Aundrea Wilcox of the Kingsport Office of Small Business Development & Entrepreneurship (KOSBE) said loan resources are available through the KOSBE website. KOSBE is also hosting free webinars each Thursday to advise business owners on loan information. You can pre-register here.
“My philosophy is, let’s go ahead and apply,” Wilcox said. “If you’re denied, so be it, but if you don’t apply you can’t get the money.”
Mickey Baker is another entrepreneur who’s applied and is expecting to get the money. He was approved for three of his five businesses Sunday after speaking to his banker Thursday and Friday. He recommended leaning heavily on one’s banker. “If they ask for additional information, do it immediately, and just stay in constant contact.”
Devil in the (still evolving) details
Barrett encouraged business owners who might qualify to get eligibility and program details at sba.gov and said he believes bipartisan support exists for additional funding.
To qualify for loan forgiveness, in which the loan essentially becomes a grant, a business will have to maintain full employment for the next eight weeks, Barrett said. Only 25 percent of the total can fund payments on existing loans, lease or utilities costs and other non-payroll expenses.
“It’s really meant for payroll and to keep employees employed rather than have them go to unemployment,” Barrett said.
“The devil’s in the details and that’s why I think it’s very important that everyone reads the guidance and understands that the government and the guidance we’ve gotten is it’s really based on what the borrower attests to, so the borrower really has to understand the dynamics of the program and what the requirements are for them to have the money, the loan forgiven.”
That’s one reason communication and relationships with bankers, accountants and in Himelwright’s case, professional trade organizations are so important.
“The Tennessee Dental Association (TDA) has been keeping me posted on legislative developments and lending opportunities and things of that sort,” Himelwright said.

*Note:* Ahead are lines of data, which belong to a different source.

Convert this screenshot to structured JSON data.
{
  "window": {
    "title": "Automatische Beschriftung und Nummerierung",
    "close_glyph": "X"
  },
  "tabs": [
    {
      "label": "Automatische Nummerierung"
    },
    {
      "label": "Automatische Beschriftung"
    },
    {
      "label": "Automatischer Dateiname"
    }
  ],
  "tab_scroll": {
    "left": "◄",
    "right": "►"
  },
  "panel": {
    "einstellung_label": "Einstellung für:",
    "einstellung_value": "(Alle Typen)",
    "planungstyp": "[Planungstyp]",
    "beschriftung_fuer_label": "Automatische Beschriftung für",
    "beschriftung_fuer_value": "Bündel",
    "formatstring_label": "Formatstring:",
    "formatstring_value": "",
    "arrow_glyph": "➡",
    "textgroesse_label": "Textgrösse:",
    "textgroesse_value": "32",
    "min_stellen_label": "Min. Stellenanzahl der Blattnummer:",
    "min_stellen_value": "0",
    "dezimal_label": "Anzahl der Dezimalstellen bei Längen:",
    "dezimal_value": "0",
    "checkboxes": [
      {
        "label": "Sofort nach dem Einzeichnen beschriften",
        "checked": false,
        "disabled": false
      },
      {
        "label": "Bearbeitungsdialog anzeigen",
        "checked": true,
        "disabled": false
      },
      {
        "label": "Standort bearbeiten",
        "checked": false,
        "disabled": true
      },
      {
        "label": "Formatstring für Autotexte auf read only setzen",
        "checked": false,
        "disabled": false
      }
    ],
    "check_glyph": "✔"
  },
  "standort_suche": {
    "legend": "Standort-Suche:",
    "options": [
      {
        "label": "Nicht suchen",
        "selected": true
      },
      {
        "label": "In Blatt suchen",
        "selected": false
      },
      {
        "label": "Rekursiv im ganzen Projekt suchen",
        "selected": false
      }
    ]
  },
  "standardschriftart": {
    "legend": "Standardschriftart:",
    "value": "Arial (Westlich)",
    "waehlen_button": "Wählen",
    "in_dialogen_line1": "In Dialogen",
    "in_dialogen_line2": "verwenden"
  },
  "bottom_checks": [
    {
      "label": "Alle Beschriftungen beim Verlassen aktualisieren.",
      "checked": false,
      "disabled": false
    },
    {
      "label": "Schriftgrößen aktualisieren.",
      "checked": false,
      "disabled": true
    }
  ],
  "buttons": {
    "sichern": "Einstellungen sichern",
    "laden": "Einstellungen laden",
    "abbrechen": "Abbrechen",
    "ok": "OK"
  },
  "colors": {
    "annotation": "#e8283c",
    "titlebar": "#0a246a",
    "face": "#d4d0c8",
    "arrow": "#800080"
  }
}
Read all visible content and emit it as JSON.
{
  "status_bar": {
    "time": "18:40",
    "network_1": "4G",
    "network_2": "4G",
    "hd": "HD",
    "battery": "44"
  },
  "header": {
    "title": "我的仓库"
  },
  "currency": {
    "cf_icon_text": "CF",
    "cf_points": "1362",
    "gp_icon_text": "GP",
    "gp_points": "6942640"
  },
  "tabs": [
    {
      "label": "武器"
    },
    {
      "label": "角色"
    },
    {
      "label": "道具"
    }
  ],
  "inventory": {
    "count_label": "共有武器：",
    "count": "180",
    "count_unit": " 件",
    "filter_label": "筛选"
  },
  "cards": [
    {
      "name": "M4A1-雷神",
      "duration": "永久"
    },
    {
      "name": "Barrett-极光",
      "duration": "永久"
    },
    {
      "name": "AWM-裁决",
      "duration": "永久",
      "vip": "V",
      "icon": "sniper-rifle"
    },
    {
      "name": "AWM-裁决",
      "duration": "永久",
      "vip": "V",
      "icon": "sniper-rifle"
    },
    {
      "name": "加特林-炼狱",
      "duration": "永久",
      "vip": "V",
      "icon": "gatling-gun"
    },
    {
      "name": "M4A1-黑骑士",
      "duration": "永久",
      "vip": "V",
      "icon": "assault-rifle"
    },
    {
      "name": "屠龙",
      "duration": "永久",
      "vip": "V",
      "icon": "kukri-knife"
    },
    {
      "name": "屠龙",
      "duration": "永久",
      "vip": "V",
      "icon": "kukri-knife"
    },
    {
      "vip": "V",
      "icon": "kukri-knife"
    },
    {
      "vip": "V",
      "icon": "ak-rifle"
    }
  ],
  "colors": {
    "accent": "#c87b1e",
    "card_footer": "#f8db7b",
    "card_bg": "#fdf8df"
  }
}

One of his challenges centers around the uncertainty of when non-emergency dentistry will be allowed to resume. “If they come off unemployment too soon there could be a scenario where the money from the PPP eventually runs out,” Himelwright. “Hopefully we’re not looking at that kind of a time span, but if we started paying them from the PPP funds as soon as they are disbursed there is some possibility we could run out of those funds and have to put them back on unemployment.
“That’s something I’m watching pretty much on a daily basis to be mindful of what’s going to serve the employees best and not have us have to switch horses in midstream so to speak.”
For her part, Bailey is ready to put the funds to use right away.
“(Then) I can make some more decisions on ‘ok, what next,’ and making sure people are on the schedule and making the most of this very strange time for everyone,” Bailey said.
“Before this opportunity I went from about 15 employees a day down to about six, five. Knowing now we can afford to have more people we can continue the culture of what the coffee company is, keep employees working, keep them happy and keep these friendships and this business growing.”
Fleenor’s Harrington said despite the bumps in the road, he’s happy to have a program like the PPP — unimaginable just two months ago — already up, running and on the way toward funding businesses for its intended purpose.
“It gives us comfort, it gives our employees comfort knowing that for the next two months we’re going to keep doing what we’re doing, we’re going to keep paying people and that’s kind of one less thing to worry about.”
“Our application was filed over the weekend along with I’m sure thousands and thousands of other ones and at this point all we know is, we’re in the system, we have a spot, we just don’t know if the money’s going to run out before it gets to us or not.”